Look, I get the sentiment – the work is just beginning – but I think the message is misguided. Anyone can go to the store and buy ingredients. Getting jaded and skeptical investors to invest in your startup is hard and I think it’s worth celebrating.

Startups (as is life) are a journey and you better stop and enjoy the ride. Your job as a parent is to produce an 18-year-old with the proper tools to go become a contributing member of society, right? Does that mean you shouldn’t celebrate your child’s birth, or all those wonderful accomplishments along the way? If your only measure of success as an entrepreneur is the end game, you’re going to wake up one day rich, empty and lonely.

The better message is to not read your own press clippings and start believing all the nonsense people are saying about you when you raise a round of financing. That’s a fatal mistake.

However, I believe it’s absolutely appropriate to celebrate closing a round of financing – especially with your team. Shout it from the rooftops – what you’re really saying is “Hey, we’ve got a strong balance sheet!” It gets everyone on the team fired up and helps immensely with things like recruiting. It also gives your small company more credibility with potential customers. Take the whole team bowling and get hammered. Better yet, take ‘em all skydiving, or rally-car driving, or river rafting – something exhilarating. Raising capital is really taxing and it puts a terrific strain on the whole team, not just the founder or CEO. Blow off some steam and go celebrate the hell out of a great accomplishment in the life of your startup.

Then, forget about it and get back to work, you have a company to build. Raising capital is an achievement to be commemorated, just like a first release or landing your first enterprise customer, but it’s not a measure of success. Don’t fall into the trap of buying into all the praise that family, friends and the press will inevitably throw your way for raising money – and make sure your people don’t either.

Watch for team members who don’t understand the difference between celebrating a milestone and buying into all that crap (it’ll happen – trust me) and gently enlighten them.

I’ll say it again – startup life is tough. Heartily celebrate the wins, including raising capital – they’re few and far between!

Mark Solon is managing partner of Highway 12 Ventures, a Boise venture capital firm. 

About Mark Solon


  1. According to this WSJ article published two days ago (http://online.wsj.com/article/SB10000872396390443720204578004980476429190.html) raising venture capital produces only a 25% success rate.

    Reason to celebrate? 25%. Reason to congratulate? 75%.

    A capital raise, besides beefing up the balance sheet, spreads the high risk of losing money on investor’s shoulders.

  2. Mark:

    Great read and thanks for sharing.

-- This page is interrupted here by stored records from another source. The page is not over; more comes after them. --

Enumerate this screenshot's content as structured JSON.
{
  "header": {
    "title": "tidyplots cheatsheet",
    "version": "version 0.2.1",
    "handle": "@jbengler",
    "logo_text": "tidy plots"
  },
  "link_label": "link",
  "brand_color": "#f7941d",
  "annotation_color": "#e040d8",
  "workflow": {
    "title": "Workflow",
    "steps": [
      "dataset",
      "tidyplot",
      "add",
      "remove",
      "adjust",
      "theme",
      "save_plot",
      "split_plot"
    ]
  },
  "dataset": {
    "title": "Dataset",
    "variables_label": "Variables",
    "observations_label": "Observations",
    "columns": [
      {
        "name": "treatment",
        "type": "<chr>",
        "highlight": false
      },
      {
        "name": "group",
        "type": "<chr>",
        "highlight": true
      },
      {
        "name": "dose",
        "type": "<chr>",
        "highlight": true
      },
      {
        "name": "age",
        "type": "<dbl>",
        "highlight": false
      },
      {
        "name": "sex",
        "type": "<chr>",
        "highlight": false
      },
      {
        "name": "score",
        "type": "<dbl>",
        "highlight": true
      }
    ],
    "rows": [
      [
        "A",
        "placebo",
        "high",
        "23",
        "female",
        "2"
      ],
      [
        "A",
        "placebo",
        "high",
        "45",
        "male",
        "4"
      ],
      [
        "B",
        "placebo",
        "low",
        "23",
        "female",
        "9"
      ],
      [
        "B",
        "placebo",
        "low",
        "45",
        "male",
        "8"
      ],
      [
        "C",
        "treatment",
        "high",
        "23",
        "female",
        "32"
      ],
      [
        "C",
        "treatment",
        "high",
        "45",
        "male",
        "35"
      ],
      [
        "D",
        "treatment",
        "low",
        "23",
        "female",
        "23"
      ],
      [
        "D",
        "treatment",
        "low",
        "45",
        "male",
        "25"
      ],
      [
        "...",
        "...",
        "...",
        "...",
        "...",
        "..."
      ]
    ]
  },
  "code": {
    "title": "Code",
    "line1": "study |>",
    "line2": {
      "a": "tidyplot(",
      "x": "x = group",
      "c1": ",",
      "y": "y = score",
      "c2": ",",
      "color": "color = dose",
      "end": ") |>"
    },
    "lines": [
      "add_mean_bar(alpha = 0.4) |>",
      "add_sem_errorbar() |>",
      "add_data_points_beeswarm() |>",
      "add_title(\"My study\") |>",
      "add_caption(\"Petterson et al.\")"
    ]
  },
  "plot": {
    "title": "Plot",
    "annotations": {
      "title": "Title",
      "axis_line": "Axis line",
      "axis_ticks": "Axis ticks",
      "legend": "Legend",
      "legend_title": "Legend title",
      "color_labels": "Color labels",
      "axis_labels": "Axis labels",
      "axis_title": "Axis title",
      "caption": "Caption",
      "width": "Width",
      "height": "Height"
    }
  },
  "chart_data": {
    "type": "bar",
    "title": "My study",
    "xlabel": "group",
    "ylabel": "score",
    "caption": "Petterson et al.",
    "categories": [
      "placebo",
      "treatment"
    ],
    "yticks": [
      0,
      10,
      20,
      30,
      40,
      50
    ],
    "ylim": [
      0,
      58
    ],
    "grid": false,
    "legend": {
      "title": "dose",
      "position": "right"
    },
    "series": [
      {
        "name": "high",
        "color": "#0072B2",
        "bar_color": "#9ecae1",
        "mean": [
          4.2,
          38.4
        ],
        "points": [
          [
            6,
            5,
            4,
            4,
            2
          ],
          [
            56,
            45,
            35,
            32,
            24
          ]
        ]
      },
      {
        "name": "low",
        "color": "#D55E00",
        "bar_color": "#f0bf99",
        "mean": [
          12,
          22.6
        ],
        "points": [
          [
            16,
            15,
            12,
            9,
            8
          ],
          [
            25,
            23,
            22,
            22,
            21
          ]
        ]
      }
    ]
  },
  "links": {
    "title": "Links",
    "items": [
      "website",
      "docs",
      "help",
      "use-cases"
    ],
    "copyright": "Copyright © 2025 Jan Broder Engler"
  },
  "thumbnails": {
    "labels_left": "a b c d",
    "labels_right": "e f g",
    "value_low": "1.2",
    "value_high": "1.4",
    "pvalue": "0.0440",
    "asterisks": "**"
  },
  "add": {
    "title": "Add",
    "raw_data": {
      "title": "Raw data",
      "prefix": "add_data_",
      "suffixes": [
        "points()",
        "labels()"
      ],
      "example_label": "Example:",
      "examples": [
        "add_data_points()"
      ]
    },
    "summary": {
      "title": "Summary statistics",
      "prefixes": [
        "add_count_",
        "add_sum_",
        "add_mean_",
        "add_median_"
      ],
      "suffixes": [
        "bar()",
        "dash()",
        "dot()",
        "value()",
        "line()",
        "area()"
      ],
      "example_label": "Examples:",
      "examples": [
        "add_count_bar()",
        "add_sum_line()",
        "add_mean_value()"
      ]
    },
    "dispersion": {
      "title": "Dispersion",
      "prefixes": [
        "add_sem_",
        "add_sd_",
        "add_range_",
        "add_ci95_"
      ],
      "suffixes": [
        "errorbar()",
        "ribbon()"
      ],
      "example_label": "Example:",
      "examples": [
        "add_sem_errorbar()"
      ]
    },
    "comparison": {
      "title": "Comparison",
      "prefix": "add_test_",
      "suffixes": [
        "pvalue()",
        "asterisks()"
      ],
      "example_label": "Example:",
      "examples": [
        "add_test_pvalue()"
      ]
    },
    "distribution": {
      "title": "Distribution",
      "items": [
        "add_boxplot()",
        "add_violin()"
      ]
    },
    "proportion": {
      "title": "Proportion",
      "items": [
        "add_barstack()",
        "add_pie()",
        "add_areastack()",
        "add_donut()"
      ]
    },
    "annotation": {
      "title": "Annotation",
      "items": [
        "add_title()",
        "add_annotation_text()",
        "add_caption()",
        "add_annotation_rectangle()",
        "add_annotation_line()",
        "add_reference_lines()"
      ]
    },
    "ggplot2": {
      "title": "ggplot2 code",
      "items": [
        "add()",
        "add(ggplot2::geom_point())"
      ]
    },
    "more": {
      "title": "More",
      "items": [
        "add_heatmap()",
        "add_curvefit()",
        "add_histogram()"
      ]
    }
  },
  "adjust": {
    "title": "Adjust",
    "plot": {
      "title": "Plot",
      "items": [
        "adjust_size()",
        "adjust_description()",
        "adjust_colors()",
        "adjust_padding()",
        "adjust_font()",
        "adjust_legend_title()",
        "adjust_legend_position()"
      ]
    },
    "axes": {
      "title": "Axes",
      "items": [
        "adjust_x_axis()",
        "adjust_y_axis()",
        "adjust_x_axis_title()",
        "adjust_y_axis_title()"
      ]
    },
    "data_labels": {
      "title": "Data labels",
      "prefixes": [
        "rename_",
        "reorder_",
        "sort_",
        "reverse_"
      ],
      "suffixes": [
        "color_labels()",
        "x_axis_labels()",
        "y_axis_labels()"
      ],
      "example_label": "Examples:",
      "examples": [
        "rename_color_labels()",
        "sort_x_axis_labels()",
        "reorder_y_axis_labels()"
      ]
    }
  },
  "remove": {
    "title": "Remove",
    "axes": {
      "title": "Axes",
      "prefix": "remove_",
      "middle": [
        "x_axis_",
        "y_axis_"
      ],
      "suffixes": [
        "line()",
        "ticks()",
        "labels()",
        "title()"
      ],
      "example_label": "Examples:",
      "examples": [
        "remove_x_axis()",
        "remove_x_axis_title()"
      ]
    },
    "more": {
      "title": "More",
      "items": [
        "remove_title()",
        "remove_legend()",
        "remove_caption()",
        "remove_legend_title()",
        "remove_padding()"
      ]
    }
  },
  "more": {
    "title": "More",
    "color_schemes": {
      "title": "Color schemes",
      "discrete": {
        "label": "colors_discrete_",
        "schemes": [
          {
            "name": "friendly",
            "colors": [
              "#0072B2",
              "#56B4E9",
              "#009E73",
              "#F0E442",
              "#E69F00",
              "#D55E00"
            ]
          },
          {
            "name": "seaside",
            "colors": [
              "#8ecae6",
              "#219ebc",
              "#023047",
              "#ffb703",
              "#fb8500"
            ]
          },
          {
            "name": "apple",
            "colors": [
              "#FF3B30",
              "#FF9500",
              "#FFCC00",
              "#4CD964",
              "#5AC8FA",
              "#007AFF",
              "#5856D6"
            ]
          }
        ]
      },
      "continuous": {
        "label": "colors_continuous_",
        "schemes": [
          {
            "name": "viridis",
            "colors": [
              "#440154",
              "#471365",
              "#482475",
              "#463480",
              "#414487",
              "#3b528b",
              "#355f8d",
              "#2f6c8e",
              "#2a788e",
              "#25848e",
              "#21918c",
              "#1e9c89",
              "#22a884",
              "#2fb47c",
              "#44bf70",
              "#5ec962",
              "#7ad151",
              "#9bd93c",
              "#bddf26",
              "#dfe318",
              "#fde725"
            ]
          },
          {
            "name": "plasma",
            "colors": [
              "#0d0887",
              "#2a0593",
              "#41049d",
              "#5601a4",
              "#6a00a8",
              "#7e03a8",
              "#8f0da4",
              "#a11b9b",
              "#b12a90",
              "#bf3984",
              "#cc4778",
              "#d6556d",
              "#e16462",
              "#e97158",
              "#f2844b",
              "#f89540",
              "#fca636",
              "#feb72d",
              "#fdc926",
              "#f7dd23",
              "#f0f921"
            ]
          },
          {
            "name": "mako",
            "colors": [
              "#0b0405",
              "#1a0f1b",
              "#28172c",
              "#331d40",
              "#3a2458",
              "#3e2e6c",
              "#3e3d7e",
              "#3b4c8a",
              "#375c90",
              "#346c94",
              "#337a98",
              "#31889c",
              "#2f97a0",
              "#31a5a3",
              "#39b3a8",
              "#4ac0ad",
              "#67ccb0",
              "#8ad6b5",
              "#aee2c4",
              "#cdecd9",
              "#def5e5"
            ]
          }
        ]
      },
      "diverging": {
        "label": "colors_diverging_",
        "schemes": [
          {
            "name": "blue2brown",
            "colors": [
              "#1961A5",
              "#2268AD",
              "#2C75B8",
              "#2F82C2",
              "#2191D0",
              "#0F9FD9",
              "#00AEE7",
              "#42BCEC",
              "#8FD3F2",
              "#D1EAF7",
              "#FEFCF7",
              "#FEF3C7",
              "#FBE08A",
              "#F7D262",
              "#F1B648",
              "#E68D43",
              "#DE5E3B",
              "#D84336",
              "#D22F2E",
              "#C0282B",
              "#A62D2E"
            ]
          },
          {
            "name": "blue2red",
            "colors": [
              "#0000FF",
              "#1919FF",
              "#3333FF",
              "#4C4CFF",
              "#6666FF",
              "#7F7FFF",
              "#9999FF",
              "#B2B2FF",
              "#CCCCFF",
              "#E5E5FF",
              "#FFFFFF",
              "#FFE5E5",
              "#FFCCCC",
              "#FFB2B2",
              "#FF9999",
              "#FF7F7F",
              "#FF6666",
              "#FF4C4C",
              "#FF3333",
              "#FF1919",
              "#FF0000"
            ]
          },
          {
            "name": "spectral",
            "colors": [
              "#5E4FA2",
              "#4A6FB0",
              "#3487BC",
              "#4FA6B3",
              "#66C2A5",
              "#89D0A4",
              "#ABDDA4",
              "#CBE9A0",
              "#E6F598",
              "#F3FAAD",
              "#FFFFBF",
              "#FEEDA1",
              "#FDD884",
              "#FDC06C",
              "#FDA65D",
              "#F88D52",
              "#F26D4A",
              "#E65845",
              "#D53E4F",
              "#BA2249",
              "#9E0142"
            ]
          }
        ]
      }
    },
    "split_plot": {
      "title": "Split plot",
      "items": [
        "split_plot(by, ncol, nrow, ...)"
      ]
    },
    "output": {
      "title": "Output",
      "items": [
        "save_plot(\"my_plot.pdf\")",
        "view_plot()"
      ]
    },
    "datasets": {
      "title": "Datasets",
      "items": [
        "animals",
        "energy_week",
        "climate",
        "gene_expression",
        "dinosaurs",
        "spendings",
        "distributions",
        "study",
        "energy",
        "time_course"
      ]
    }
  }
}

    I had a mentor once tell me that “progress is not measured by the end result but rather the accomplishments along the way.” All to often we build the “Big Picture” in our minds and or on paper and forget to produce the road map that leads us to the objective. It’s this road map that allows celebration of the small and consistent wins. This progressive momentum creates an enthused environment resulting in amazing productivity. We have all seen individuals and teams get overly excited about the grand vision and soon stray and become disengaged because no “Progress” is being recognized. In any business model today, the adage Plan your work and work your plan is more important than ever…….

    I solute your idea of celebrating wins and remain focused on constant progression.

    Doug Pill